The Long Walk to Freedom is a multi-generational living history project and exhibit that explores a crucial era of American history when ordinary people did extraordinary things. The project was created by Community Works with funds provided by a California Arts Council’s “Arts in Education Demonstration” grant.  Functioning largely as an educational vehicle by youth and for youth, the exhibit features photographs, archival materials, quotes, an interactive DVD and a 15-minute video that highlight the contributions of 12 civil rights activists who changed the face of our nation through their vision and valiance. The example of their lives provides our youth with a blueprint of activism for decades to come.
“The Long Walk to Freedom” makes history relevant to today’s youth and offers them a vision of how they can make a difference in their own communities by examining the youth movement of the 1960s. The exhibit is the culmination of an 18-month in-depth study by 60 students in the 11th grade at George Washington High School, a public high school in San Francisco. These students met and interviewed the 12 activists, studied their lives, and documented their experiences.
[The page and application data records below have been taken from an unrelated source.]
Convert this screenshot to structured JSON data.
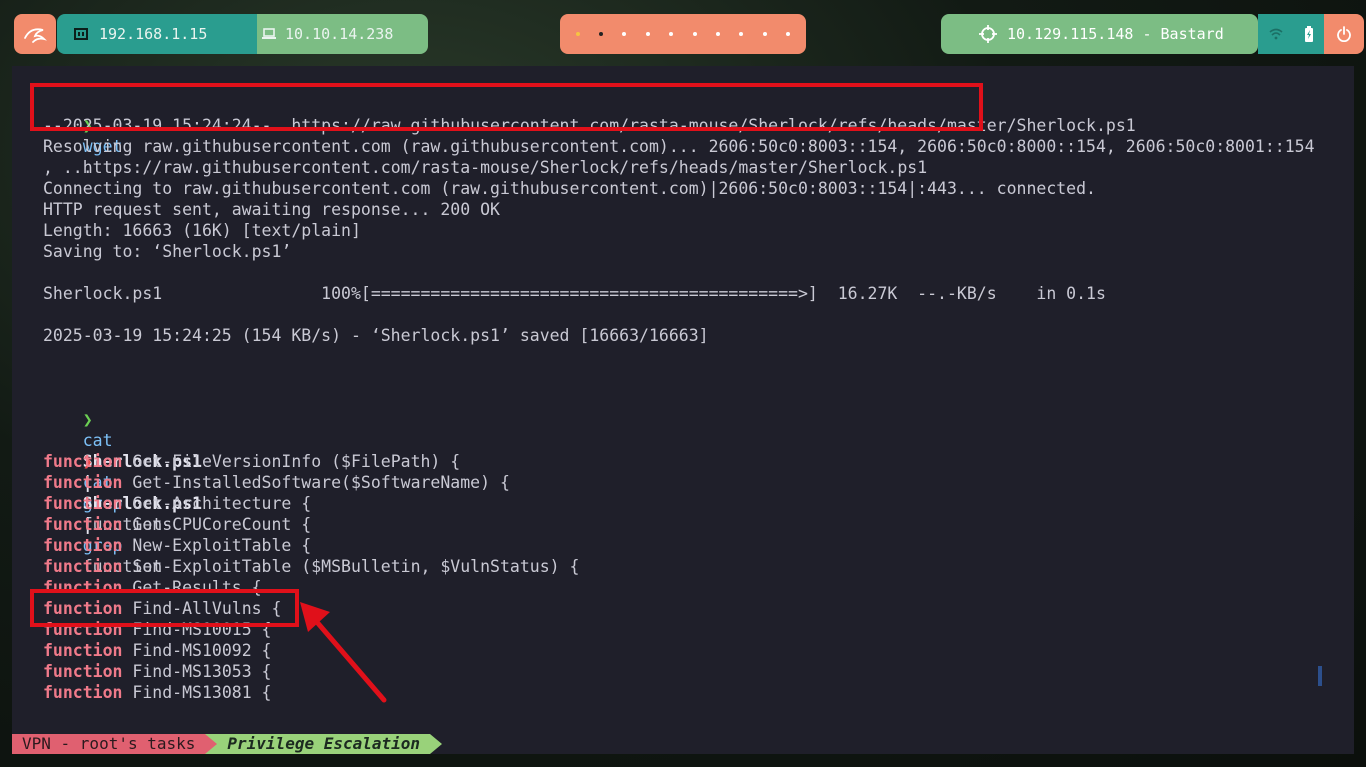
{
  "topbar": {
    "local_ip": "192.168.1.15",
    "vpn_ip": "10.10.14.238",
    "target": "10.129.115.148 - Bastard",
    "workspace_count": 10,
    "active_workspace": 2,
    "icons": [
      "kali-dragon-icon",
      "ethernet-icon",
      "laptop-icon",
      "crosshair-icon",
      "network-icon",
      "battery-icon",
      "power-icon"
    ],
    "colors": {
      "salmon": "#f28b6c",
      "teal": "#2a9d8f",
      "green": "#7cbd84"
    }
  },
  "terminal": {
    "prompt_glyph": "❯",
    "cmd1": {
      "command": "wget",
      "args": "https://raw.githubusercontent.com/rasta-mouse/Sherlock/refs/heads/master/Sherlock.ps1"
    },
    "wget_output": [
      "--2025-03-19 15:24:24--  https://raw.githubusercontent.com/rasta-mouse/Sherlock/refs/heads/master/Sherlock.ps1",
      "Resolving raw.githubusercontent.com (raw.githubusercontent.com)... 2606:50c0:8003::154, 2606:50c0:8000::154, 2606:50c0:8001::154",
      ", ...",
      "Connecting to raw.githubusercontent.com (raw.githubusercontent.com)|2606:50c0:8003::154|:443... connected.",
      "HTTP request sent, awaiting response... 200 OK",
      "Length: 16663 (16K) [text/plain]",
      "Saving to: ‘Sherlock.ps1’",
      "",
      "Sherlock.ps1                100%[===========================================>]  16.27K  --.-KB/s    in 0.1s",
      "",
      "2025-03-19 15:24:25 (154 KB/s) - ‘Sherlock.ps1’ saved [16663/16663]"
    ],
    "cmd2": {
      "cmd": "cat",
      "file": "Sherlock.ps1",
      "pipe": "|",
      "grep": "grep",
      "pattern": "functions"
    },
    "cmd3": {
      "cmd": "cat",
      "file": "Sherlock.ps1",
      "pipe": "|",
      "grep": "grep",
      "pattern": "function"
    },
    "function_keyword": "function",
    "functions": [
      "Get-FileVersionInfo ($FilePath) {",
      "Get-InstalledSoftware($SoftwareName) {",
      "Get-Architecture {",
      "Get-CPUCoreCount {",
      "New-ExploitTable {",
      "Set-ExploitTable ($MSBulletin, $VulnStatus) {",
      "Get-Results {",
      "Find-AllVulns {",
      "Find-MS10015 {",
      "Find-MS10092 {",
      "Find-MS13053 {",
      "Find-MS13081 {"
    ]
  },
  "statusbar": {
    "session": "VPN - root's tasks",
    "task": "Privilege Escalation"
  },
  "annotation_color": "#e0101a"
}
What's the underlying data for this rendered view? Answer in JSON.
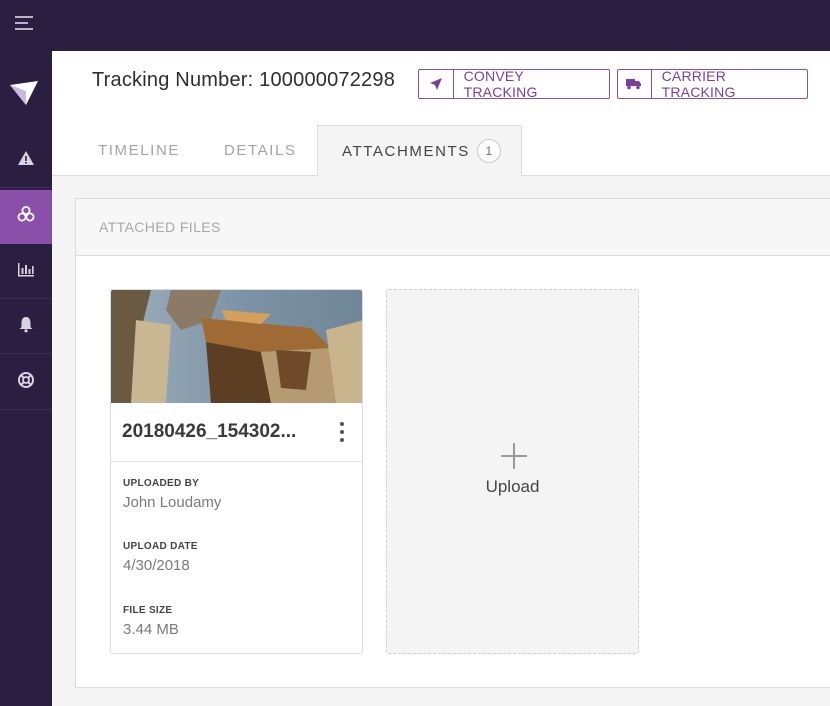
{
  "topbar": {
    "menu_icon": "hamburger-icon"
  },
  "sidebar": {
    "items": [
      {
        "name": "alert",
        "icon": "warning-icon",
        "active": false
      },
      {
        "name": "packages",
        "icon": "boxes-icon",
        "active": true
      },
      {
        "name": "reports",
        "icon": "bar-chart-icon",
        "active": false
      },
      {
        "name": "notifications",
        "icon": "bell-icon",
        "active": false
      },
      {
        "name": "support",
        "icon": "lifebuoy-icon",
        "active": false
      }
    ]
  },
  "header": {
    "tracking_title": "Tracking Number: 100000072298",
    "convey_tracking_label": "CONVEY TRACKING",
    "carrier_tracking_label": "CARRIER TRACKING"
  },
  "tabs": {
    "timeline": "TIMELINE",
    "details": "DETAILS",
    "attachments": "ATTACHMENTS",
    "attachments_count": "1",
    "active": "attachments"
  },
  "panel": {
    "title": "ATTACHED FILES",
    "files": [
      {
        "name": "20180426_154302...",
        "uploaded_by_label": "UPLOADED BY",
        "uploaded_by": "John Loudamy",
        "upload_date_label": "UPLOAD DATE",
        "upload_date": "4/30/2018",
        "file_size_label": "FILE SIZE",
        "file_size": "3.44 MB"
      }
    ],
    "upload_label": "Upload"
  },
  "colors": {
    "nav_bg": "#2a1f40",
    "accent": "#8a4fa9",
    "page_bg": "#f4f4f4"
  }
}
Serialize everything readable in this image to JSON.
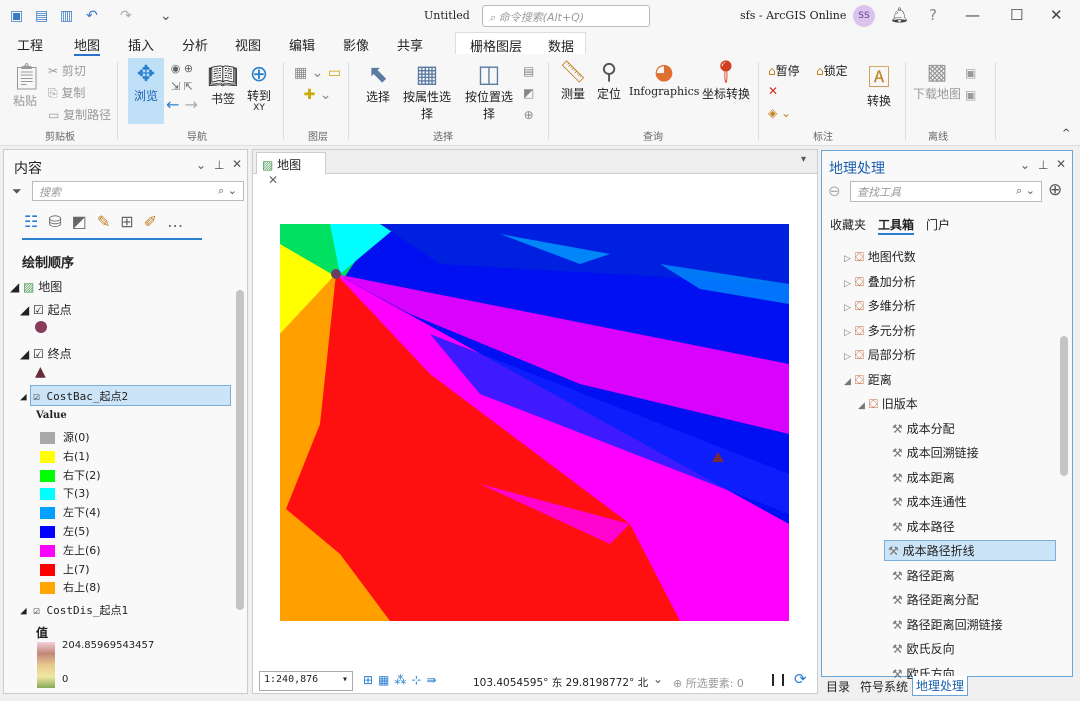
{
  "titlebar": {
    "doc_title": "Untitled",
    "search_placeholder": "命令搜索(Alt+Q)",
    "account": "sfs - ArcGIS Online",
    "avatar": "SS"
  },
  "tabs": [
    "工程",
    "地图",
    "插入",
    "分析",
    "视图",
    "编辑",
    "影像",
    "共享"
  ],
  "active_tab": "地图",
  "context_tabs": [
    "栅格图层",
    "数据"
  ],
  "ribbon": {
    "clipboard": {
      "paste": "粘贴",
      "cut": "剪切",
      "copy": "复制",
      "copy_path": "复制路径",
      "group": "剪贴板"
    },
    "navigate": {
      "explore": "浏览",
      "bookmarks": "书签",
      "goto": "转到",
      "goto_sub": "XY",
      "group": "导航"
    },
    "layer": {
      "group": "图层"
    },
    "selection": {
      "select": "选择",
      "by_attr": "按属性选择",
      "by_loc": "按位置选择",
      "group": "选择"
    },
    "inquiry": {
      "measure": "测量",
      "locate": "定位",
      "infographics": "Infographics",
      "convert_coords": "坐标转换",
      "group": "查询"
    },
    "labeling": {
      "pause": "暂停",
      "lock": "锁定",
      "convert": "转换",
      "group": "标注"
    },
    "offline": {
      "download": "下载地图",
      "group": "离线"
    }
  },
  "contents": {
    "title": "内容",
    "search_placeholder": "搜索",
    "drawing_order": "绘制顺序",
    "map": "地图",
    "layers": [
      {
        "name": "起点"
      },
      {
        "name": "终点"
      },
      {
        "name": "CostBac_起点2"
      },
      {
        "name": "CostDis_起点1"
      }
    ],
    "value_header": "Value",
    "legend": [
      {
        "label": "源(0)",
        "color": "#a8a8a8"
      },
      {
        "label": "右(1)",
        "color": "#ffff00"
      },
      {
        "label": "右下(2)",
        "color": "#00ff00"
      },
      {
        "label": "下(3)",
        "color": "#00ffff"
      },
      {
        "label": "左下(4)",
        "color": "#00a0ff"
      },
      {
        "label": "左(5)",
        "color": "#0000ff"
      },
      {
        "label": "左上(6)",
        "color": "#ff00ff"
      },
      {
        "label": "上(7)",
        "color": "#ff0000"
      },
      {
        "label": "右上(8)",
        "color": "#ffa500"
      }
    ],
    "dist_header": "值",
    "dist_max": "204.85969543457",
    "dist_min": "0"
  },
  "map": {
    "tab": "地图",
    "scale": "1:240,876",
    "coords": "103.4054595° 东 29.8198772° 北",
    "selected": "所选要素: 0"
  },
  "geo": {
    "title": "地理处理",
    "search_placeholder": "查找工具",
    "tabs": [
      "收藏夹",
      "工具箱",
      "门户"
    ],
    "active_tab": "工具箱",
    "items": [
      {
        "label": "地图代数",
        "level": 0,
        "type": "box"
      },
      {
        "label": "叠加分析",
        "level": 0,
        "type": "box"
      },
      {
        "label": "多维分析",
        "level": 0,
        "type": "box"
      },
      {
        "label": "多元分析",
        "level": 0,
        "type": "box"
      },
      {
        "label": "局部分析",
        "level": 0,
        "type": "box"
      },
      {
        "label": "距离",
        "level": 0,
        "type": "box",
        "open": true
      },
      {
        "label": "旧版本",
        "level": 1,
        "type": "box",
        "open": true
      },
      {
        "label": "成本分配",
        "level": 2,
        "type": "tool"
      },
      {
        "label": "成本回溯链接",
        "level": 2,
        "type": "tool"
      },
      {
        "label": "成本距离",
        "level": 2,
        "type": "tool"
      },
      {
        "label": "成本连通性",
        "level": 2,
        "type": "tool"
      },
      {
        "label": "成本路径",
        "level": 2,
        "type": "tool"
      },
      {
        "label": "成本路径折线",
        "level": 2,
        "type": "tool",
        "selected": true
      },
      {
        "label": "路径距离",
        "level": 2,
        "type": "tool"
      },
      {
        "label": "路径距离分配",
        "level": 2,
        "type": "tool"
      },
      {
        "label": "路径距离回溯链接",
        "level": 2,
        "type": "tool"
      },
      {
        "label": "欧氏反向",
        "level": 2,
        "type": "tool"
      },
      {
        "label": "欧氏方向",
        "level": 2,
        "type": "tool"
      }
    ],
    "bottom_tabs": [
      "目录",
      "符号系统",
      "地理处理"
    ],
    "bottom_active": "地理处理"
  }
}
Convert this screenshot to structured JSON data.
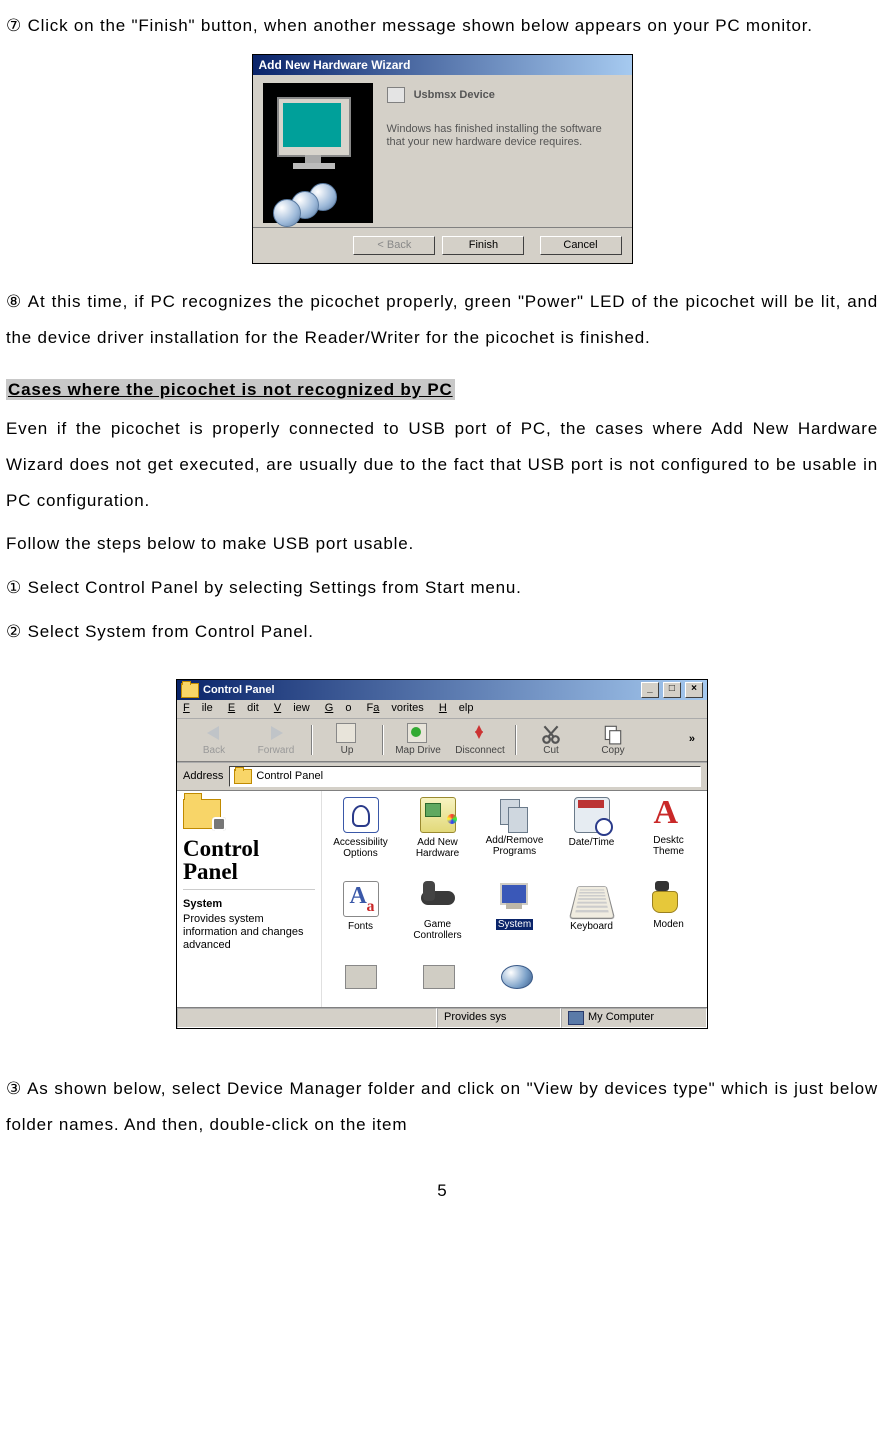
{
  "doc": {
    "step7": "⑦ Click on the \"Finish\" button, when another message shown below appears on your PC monitor.",
    "step8": "⑧ At this time, if PC recognizes the picochet properly, green \"Power\" LED of the picochet will be lit, and the device driver installation for the Reader/Writer for the picochet is finished.",
    "heading": "Cases where the picochet is not recognized by PC",
    "p1": "Even if the picochet is properly connected to USB port of PC, the cases where Add New Hardware Wizard does not get executed, are usually due to the fact that USB port is not configured to be usable in PC configuration.",
    "p2": "Follow the steps below to make USB port usable.",
    "s1": "① Select Control Panel by selecting Settings from Start menu.",
    "s2": "② Select System from Control Panel.",
    "s3": "③ As shown below, select Device Manager folder and click on \"View by devices type\" which is just below folder names. And then, double-click on the item",
    "page": "5"
  },
  "wizard": {
    "title": "Add New Hardware Wizard",
    "device": "Usbmsx Device",
    "message": "Windows has finished installing the software that your new hardware device requires.",
    "btn_back": "< Back",
    "btn_finish": "Finish",
    "btn_cancel": "Cancel"
  },
  "cp": {
    "title": "Control Panel",
    "menu": {
      "file": "File",
      "edit": "Edit",
      "view": "View",
      "go": "Go",
      "fav": "Favorites",
      "help": "Help"
    },
    "toolbar": {
      "back": "Back",
      "forward": "Forward",
      "up": "Up",
      "mapdrive": "Map Drive",
      "disconnect": "Disconnect",
      "cut": "Cut",
      "copy": "Copy"
    },
    "address_label": "Address",
    "address_value": "Control Panel",
    "left": {
      "title": "Control Panel",
      "subject": "System",
      "desc": "Provides system information and changes advanced"
    },
    "icons": {
      "r1": {
        "a": "Accessibility\nOptions",
        "b": "Add New\nHardware",
        "c": "Add/Remove\nPrograms",
        "d": "Date/Time",
        "e": "Desktc\nTheme"
      },
      "r2": {
        "a": "Fonts",
        "b": "Game\nControllers",
        "c": "System",
        "d": "Keyboard",
        "e": "Moden"
      }
    },
    "status": {
      "left": "",
      "mid": "Provides sys",
      "right": "My Computer"
    }
  }
}
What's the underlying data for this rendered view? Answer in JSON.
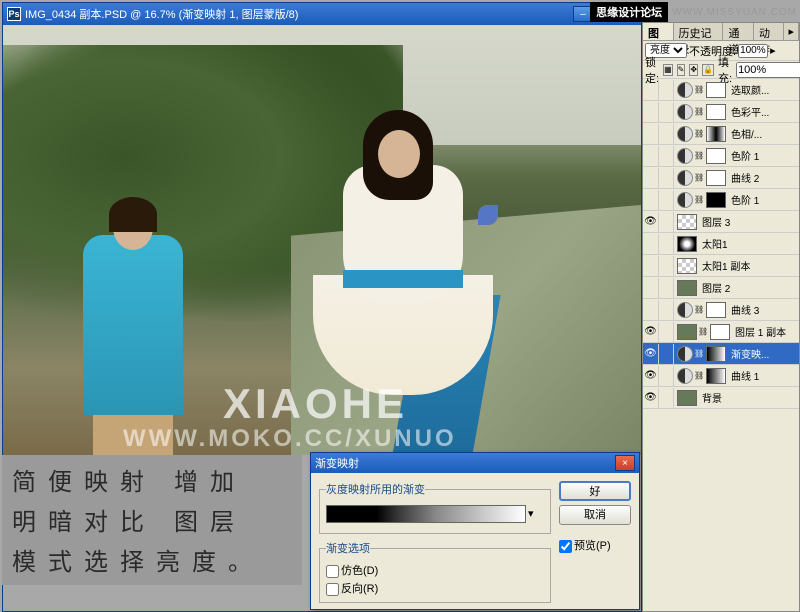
{
  "window": {
    "title": "IMG_0434 副本.PSD @ 16.7% (渐变映射 1, 图层蒙版/8)",
    "ps_icon_text": "Ps"
  },
  "watermark": {
    "text1": "XIAOHE",
    "text2": "WWW.MOKO.CC/XUNUO",
    "top_logo": "思缘设计论坛",
    "top_url": "WWW.MISSYUAN.COM"
  },
  "bottom_note": {
    "line1": "简便映射 增加",
    "line2": "明暗对比 图层",
    "line3": "模式选择亮度。"
  },
  "dialog": {
    "title": "渐变映射",
    "group1_label": "灰度映射所用的渐变",
    "group2_label": "渐变选项",
    "opt_dither": "仿色(D)",
    "opt_reverse": "反向(R)",
    "btn_ok": "好",
    "btn_cancel": "取消",
    "chk_preview": "预览(P)"
  },
  "panel": {
    "tabs": [
      "图层",
      "历史记录",
      "通道",
      "动作"
    ],
    "blend_label": "亮度",
    "opacity_label": "不透明度:",
    "opacity_val": "100%",
    "lock_label": "锁定:",
    "fill_label": "填充:",
    "fill_val": "100%",
    "layers": [
      {
        "vis": "",
        "type": "adj",
        "mask": "white",
        "name": "选取颜..."
      },
      {
        "vis": "",
        "type": "adj",
        "mask": "white",
        "name": "色彩平..."
      },
      {
        "vis": "",
        "type": "adj",
        "mask": "grad2",
        "name": "色相/..."
      },
      {
        "vis": "",
        "type": "adj",
        "mask": "white",
        "name": "色阶 1"
      },
      {
        "vis": "",
        "type": "adj",
        "mask": "white",
        "name": "曲线 2"
      },
      {
        "vis": "",
        "type": "adj",
        "mask": "black",
        "name": "色阶 1"
      },
      {
        "vis": "👁",
        "type": "checker",
        "mask": "",
        "name": "图层 3"
      },
      {
        "vis": "",
        "type": "sun",
        "mask": "",
        "name": "太阳1"
      },
      {
        "vis": "",
        "type": "checker",
        "mask": "",
        "name": "太阳1 副本"
      },
      {
        "vis": "",
        "type": "thumb",
        "mask": "",
        "name": "图层 2"
      },
      {
        "vis": "",
        "type": "adj",
        "mask": "white",
        "name": "曲线 3"
      },
      {
        "vis": "👁",
        "type": "thumb",
        "mask": "white",
        "name": "图层 1 副本",
        "chain": true
      },
      {
        "vis": "👁",
        "type": "adj",
        "mask": "grad",
        "name": "渐变映...",
        "selected": true,
        "chain": true
      },
      {
        "vis": "👁",
        "type": "adj",
        "mask": "grad",
        "name": "曲线 1"
      },
      {
        "vis": "👁",
        "type": "thumb",
        "mask": "",
        "name": "背景"
      }
    ]
  }
}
Inspired by the voices they were hearing, these young students learned research and interviewing techniques, conducted biographical studies and personal interviews, and wrote essays, letters, songs and videos.
The comprehensive educational project’s state-of-the-art exhibit includes a video introduction, an interactive DVD, historical photos, contemporary photographic portraits, archival materials, a graphic timeline (developed in collaboration with the Schomberg Research Center), guided tours, public forums, classroom workshops, curriculum materials and an exhibit guide.  It also features the young creators’ poignant impressions of the activists they interacted with.  The project is the centerpiece of Community Works’ oral history arts education programming that studies the lives of “local heroes” who are making a difference in their communities.  It introduces models of public service and community involvement.
Honorees include:  Robert Allen, Frances Beal, Janet Clinger, Bettie Mae Fikes, Jon Fromer, Matt Herron, Philip Hutchings, Yuri Kochiyama, Carlos Munoz, Willie B. Wazir Peacock, Eleanor Walden, and Cecil Williams- all of whom helped fight for racial equality in the 1960’s and are still making a difference today.